• **Entries shown**:
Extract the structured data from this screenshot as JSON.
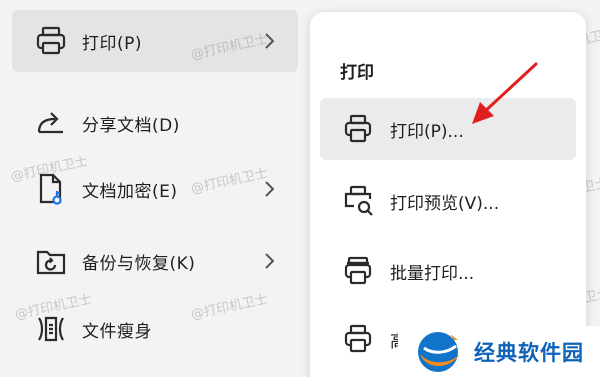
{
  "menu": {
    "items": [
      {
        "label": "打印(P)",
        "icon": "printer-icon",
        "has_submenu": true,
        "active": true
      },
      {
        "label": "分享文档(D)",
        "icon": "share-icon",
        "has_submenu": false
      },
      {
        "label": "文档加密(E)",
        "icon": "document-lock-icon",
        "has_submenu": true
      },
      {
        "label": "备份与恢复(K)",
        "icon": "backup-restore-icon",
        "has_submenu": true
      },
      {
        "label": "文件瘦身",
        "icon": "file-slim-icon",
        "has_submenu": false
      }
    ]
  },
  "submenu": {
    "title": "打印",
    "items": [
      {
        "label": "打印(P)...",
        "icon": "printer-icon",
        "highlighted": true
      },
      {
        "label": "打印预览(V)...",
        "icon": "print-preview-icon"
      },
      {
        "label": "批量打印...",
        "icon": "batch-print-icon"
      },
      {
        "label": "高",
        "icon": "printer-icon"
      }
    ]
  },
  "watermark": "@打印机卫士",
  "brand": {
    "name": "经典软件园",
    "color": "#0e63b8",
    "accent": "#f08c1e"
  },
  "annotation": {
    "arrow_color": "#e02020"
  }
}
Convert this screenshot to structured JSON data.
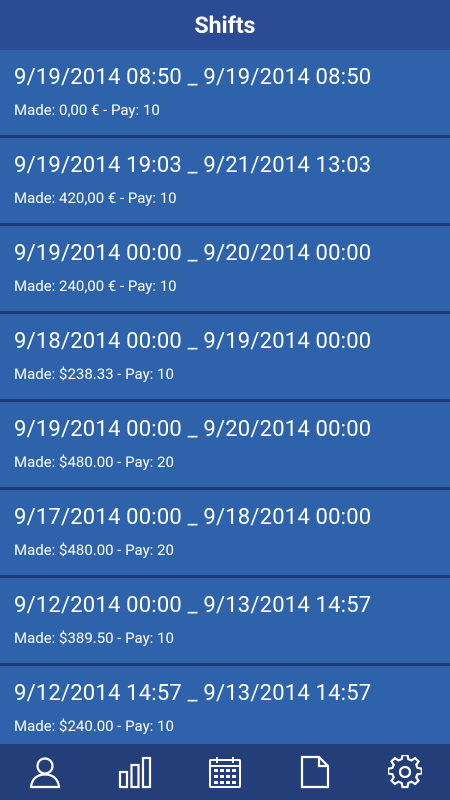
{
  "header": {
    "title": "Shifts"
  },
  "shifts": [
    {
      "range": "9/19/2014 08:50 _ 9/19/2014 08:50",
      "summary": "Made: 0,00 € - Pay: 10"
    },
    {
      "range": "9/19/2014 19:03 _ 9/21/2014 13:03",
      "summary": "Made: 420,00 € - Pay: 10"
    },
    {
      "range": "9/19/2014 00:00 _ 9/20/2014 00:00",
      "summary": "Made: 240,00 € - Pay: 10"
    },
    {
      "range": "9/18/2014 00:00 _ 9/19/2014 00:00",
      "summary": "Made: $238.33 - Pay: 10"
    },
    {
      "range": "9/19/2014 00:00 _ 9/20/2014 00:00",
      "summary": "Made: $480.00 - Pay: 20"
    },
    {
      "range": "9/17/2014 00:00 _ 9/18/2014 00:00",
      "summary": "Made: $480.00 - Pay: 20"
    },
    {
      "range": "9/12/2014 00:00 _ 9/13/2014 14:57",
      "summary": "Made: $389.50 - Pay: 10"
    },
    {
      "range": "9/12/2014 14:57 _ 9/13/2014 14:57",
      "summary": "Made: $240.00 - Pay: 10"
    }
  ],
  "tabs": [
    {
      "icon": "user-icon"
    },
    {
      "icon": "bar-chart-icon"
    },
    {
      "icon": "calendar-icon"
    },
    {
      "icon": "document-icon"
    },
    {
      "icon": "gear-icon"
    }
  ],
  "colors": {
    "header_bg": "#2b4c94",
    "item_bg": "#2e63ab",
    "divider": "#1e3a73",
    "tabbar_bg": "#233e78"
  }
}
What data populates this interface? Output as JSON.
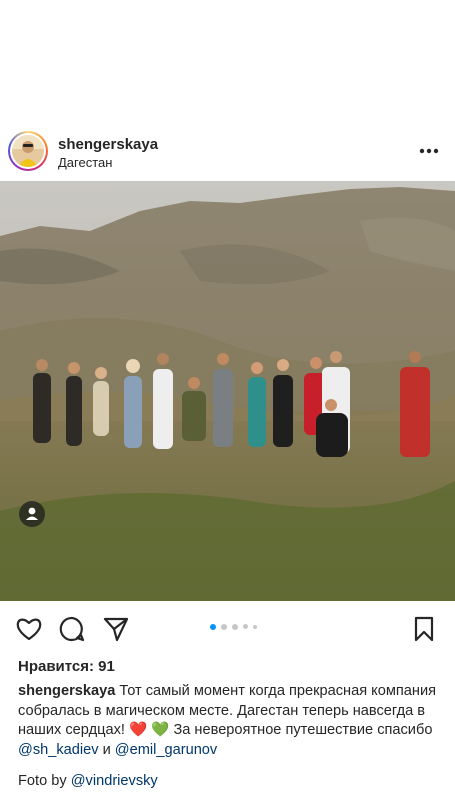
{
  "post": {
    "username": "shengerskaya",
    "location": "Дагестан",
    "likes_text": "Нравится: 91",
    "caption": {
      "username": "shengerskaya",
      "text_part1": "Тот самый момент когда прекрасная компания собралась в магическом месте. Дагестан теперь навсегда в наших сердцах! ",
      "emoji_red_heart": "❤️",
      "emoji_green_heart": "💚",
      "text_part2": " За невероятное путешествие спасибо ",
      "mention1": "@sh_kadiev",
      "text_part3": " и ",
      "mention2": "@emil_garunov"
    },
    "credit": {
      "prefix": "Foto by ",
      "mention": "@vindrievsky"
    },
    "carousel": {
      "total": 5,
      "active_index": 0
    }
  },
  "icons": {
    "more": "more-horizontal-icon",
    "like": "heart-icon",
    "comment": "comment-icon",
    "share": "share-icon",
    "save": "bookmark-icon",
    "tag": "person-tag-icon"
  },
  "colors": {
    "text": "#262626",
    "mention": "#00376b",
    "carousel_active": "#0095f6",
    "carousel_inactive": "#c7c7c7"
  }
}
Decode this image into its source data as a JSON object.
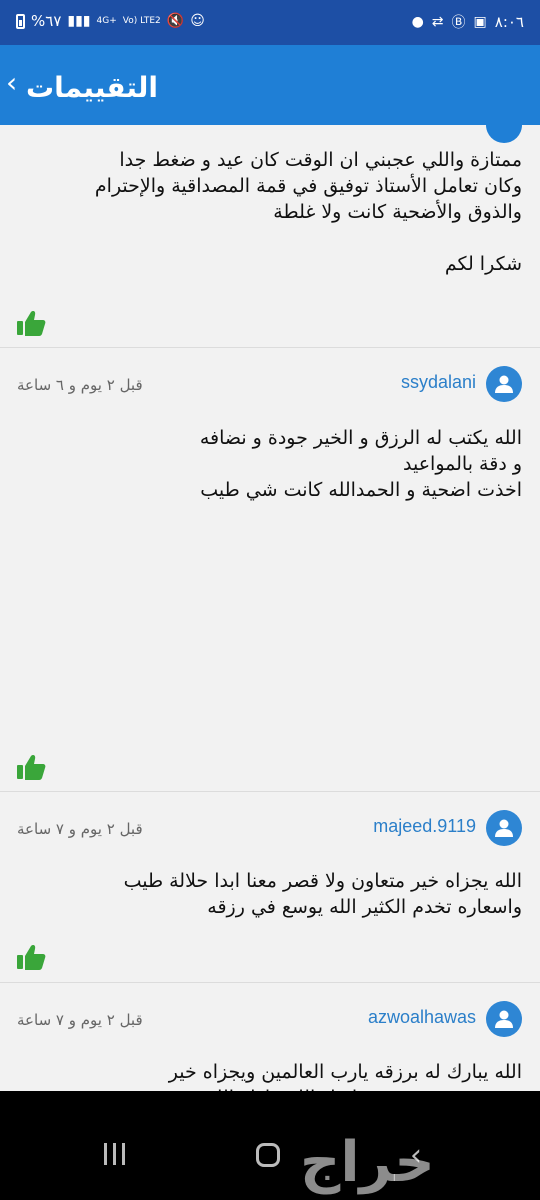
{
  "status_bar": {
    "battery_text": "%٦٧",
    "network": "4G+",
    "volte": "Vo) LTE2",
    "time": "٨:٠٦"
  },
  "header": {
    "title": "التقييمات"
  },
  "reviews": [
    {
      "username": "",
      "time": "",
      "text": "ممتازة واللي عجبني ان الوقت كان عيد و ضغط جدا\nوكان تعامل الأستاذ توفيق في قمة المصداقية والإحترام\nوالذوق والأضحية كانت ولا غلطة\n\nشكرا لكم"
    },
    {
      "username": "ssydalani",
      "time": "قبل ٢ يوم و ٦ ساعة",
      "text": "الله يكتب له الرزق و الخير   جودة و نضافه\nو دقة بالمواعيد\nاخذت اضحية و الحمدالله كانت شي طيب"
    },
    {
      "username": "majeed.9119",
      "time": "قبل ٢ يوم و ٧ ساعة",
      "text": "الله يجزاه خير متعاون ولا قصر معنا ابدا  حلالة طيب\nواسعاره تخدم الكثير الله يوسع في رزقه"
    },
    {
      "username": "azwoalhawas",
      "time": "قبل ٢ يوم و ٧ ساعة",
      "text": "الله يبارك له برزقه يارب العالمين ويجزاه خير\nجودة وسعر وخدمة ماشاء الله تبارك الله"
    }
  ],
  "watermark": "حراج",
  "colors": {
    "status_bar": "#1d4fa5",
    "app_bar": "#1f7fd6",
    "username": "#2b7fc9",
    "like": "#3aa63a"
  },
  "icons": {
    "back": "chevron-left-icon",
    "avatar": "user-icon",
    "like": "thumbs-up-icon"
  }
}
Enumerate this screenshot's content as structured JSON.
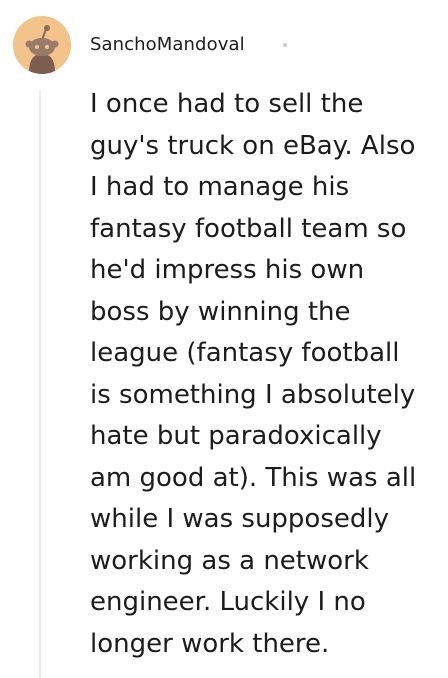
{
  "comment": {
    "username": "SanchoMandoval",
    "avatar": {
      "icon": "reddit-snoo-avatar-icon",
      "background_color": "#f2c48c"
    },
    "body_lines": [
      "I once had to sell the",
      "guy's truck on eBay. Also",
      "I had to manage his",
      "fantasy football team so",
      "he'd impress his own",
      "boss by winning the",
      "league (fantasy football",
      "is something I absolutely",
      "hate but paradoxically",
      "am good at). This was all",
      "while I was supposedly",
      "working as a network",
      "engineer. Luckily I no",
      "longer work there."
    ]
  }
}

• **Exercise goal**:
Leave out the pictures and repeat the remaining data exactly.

• **Result**:
Extract the structured data from this screenshot as JSON.
{
  "menu": {
    "items": [
      {
        "label": "打印(P)",
        "icon": "printer-icon",
        "has_submenu": true,
        "active": true
      },
      {
        "label": "分享文档(D)",
        "icon": "share-icon",
        "has_submenu": false
      },
      {
        "label": "文档加密(E)",
        "icon": "document-lock-icon",
        "has_submenu": true
      },
      {
        "label": "备份与恢复(K)",
        "icon": "backup-restore-icon",
        "has_submenu": true
      },
      {
        "label": "文件瘦身",
        "icon": "file-slim-icon",
        "has_submenu": false
      }
    ]
  },
  "submenu": {
    "title": "打印",
    "items": [
      {
        "label": "打印(P)...",
        "icon": "printer-icon",
        "highlighted": true
      },
      {
        "label": "打印预览(V)...",
        "icon": "print-preview-icon"
      },
      {
        "label": "批量打印...",
        "icon": "batch-print-icon"
      },
      {
        "label": "高",
        "icon": "printer-icon"
      }
    ]
  },
  "watermark": "@打印机卫士",
  "brand": {
    "name": "经典软件园",
    "color": "#0e63b8",
    "accent": "#f08c1e"
  },
  "annotation": {
    "arrow_color": "#e02020"
  }
}
Convert this screenshot to structured JSON data.
{
  "header": {
    "title": "Shifts"
  },
  "shifts": [
    {
      "range": "9/19/2014 08:50 _ 9/19/2014 08:50",
      "summary": "Made: 0,00 € - Pay: 10"
    },
    {
      "range": "9/19/2014 19:03 _ 9/21/2014 13:03",
      "summary": "Made: 420,00 € - Pay: 10"
    },
    {
      "range": "9/19/2014 00:00 _ 9/20/2014 00:00",
      "summary": "Made: 240,00 € - Pay: 10"
    },
    {
      "range": "9/18/2014 00:00 _ 9/19/2014 00:00",
      "summary": "Made: $238.33 - Pay: 10"
    },
    {
      "range": "9/19/2014 00:00 _ 9/20/2014 00:00",
      "summary": "Made: $480.00 - Pay: 20"
    },
    {
      "range": "9/17/2014 00:00 _ 9/18/2014 00:00",
      "summary": "Made: $480.00 - Pay: 20"
    },
    {
      "range": "9/12/2014 00:00 _ 9/13/2014 14:57",
      "summary": "Made: $389.50 - Pay: 10"
    },
    {
      "range": "9/12/2014 14:57 _ 9/13/2014 14:57",
      "summary": "Made: $240.00 - Pay: 10"
    }
  ],
  "tabs": [
    {
      "icon": "user-icon"
    },
    {
      "icon": "bar-chart-icon"
    },
    {
      "icon": "calendar-icon"
    },
    {
      "icon": "document-icon"
    },
    {
      "icon": "gear-icon"
    }
  ],
  "colors": {
    "header_bg": "#2b4c94",
    "item_bg": "#2e63ab",
    "divider": "#1e3a73",
    "tabbar_bg": "#233e78"
  }
}
What data populates this interface? Output as JSON.
{
  "post": {
    "username": "shengerskaya",
    "location": "Дагестан",
    "likes_text": "Нравится: 91",
    "caption": {
      "username": "shengerskaya",
      "text_part1": "Тот самый момент когда прекрасная компания собралась в магическом месте. Дагестан теперь навсегда в наших сердцах! ",
      "emoji_red_heart": "❤️",
      "emoji_green_heart": "💚",
      "text_part2": " За невероятное путешествие спасибо ",
      "mention1": "@sh_kadiev",
      "text_part3": " и ",
      "mention2": "@emil_garunov"
    },
    "credit": {
      "prefix": "Foto by ",
      "mention": "@vindrievsky"
    },
    "carousel": {
      "total": 5,
      "active_index": 0
    }
  },
  "icons": {
    "more": "more-horizontal-icon",
    "like": "heart-icon",
    "comment": "comment-icon",
    "share": "share-icon",
    "save": "bookmark-icon",
    "tag": "person-tag-icon"
  },
  "colors": {
    "text": "#262626",
    "mention": "#00376b",
    "carousel_active": "#0095f6",
    "carousel_inactive": "#c7c7c7"
  }
}
Decode this image into its source data as a JSON object.
{
  "status_bar": {
    "battery_text": "%٦٧",
    "network": "4G+",
    "volte": "Vo) LTE2",
    "time": "٨:٠٦"
  },
  "header": {
    "title": "التقييمات"
  },
  "reviews": [
    {
      "username": "",
      "time": "",
      "text": "ممتازة واللي عجبني ان الوقت كان عيد و ضغط جدا\nوكان تعامل الأستاذ توفيق في قمة المصداقية والإحترام\nوالذوق والأضحية كانت ولا غلطة\n\nشكرا لكم"
    },
    {
      "username": "ssydalani",
      "time": "قبل ٢ يوم و ٦ ساعة",
      "text": "الله يكتب له الرزق و الخير   جودة و نضافه\nو دقة بالمواعيد\nاخذت اضحية و الحمدالله كانت شي طيب"
    },
    {
      "username": "majeed.9119",
      "time": "قبل ٢ يوم و ٧ ساعة",
      "text": "الله يجزاه خير متعاون ولا قصر معنا ابدا  حلالة طيب\nواسعاره تخدم الكثير الله يوسع في رزقه"
    },
    {
      "username": "azwoalhawas",
      "time": "قبل ٢ يوم و ٧ ساعة",
      "text": "الله يبارك له برزقه يارب العالمين ويجزاه خير\nجودة وسعر وخدمة ماشاء الله تبارك الله"
    }
  ],
  "watermark": "حراج",
  "colors": {
    "status_bar": "#1d4fa5",
    "app_bar": "#1f7fd6",
    "username": "#2b7fc9",
    "like": "#3aa63a"
  },
  "icons": {
    "back": "chevron-left-icon",
    "avatar": "user-icon",
    "like": "thumbs-up-icon"
  }
}
Enumerate this screenshot's content as structured JSON.
{
  "comment": {
    "username": "SanchoMandoval",
    "avatar": {
      "icon": "reddit-snoo-avatar-icon",
      "background_color": "#f2c48c"
    },
    "body_lines": [
      "I once had to sell the",
      "guy's truck on eBay. Also",
      "I had to manage his",
      "fantasy football team so",
      "he'd impress his own",
      "boss by winning the",
      "league (fantasy football",
      "is something I absolutely",
      "hate but paradoxically",
      "am good at). This was all",
      "while I was supposedly",
      "working as a network",
      "engineer. Luckily I no",
      "longer work there."
    ]
  }
}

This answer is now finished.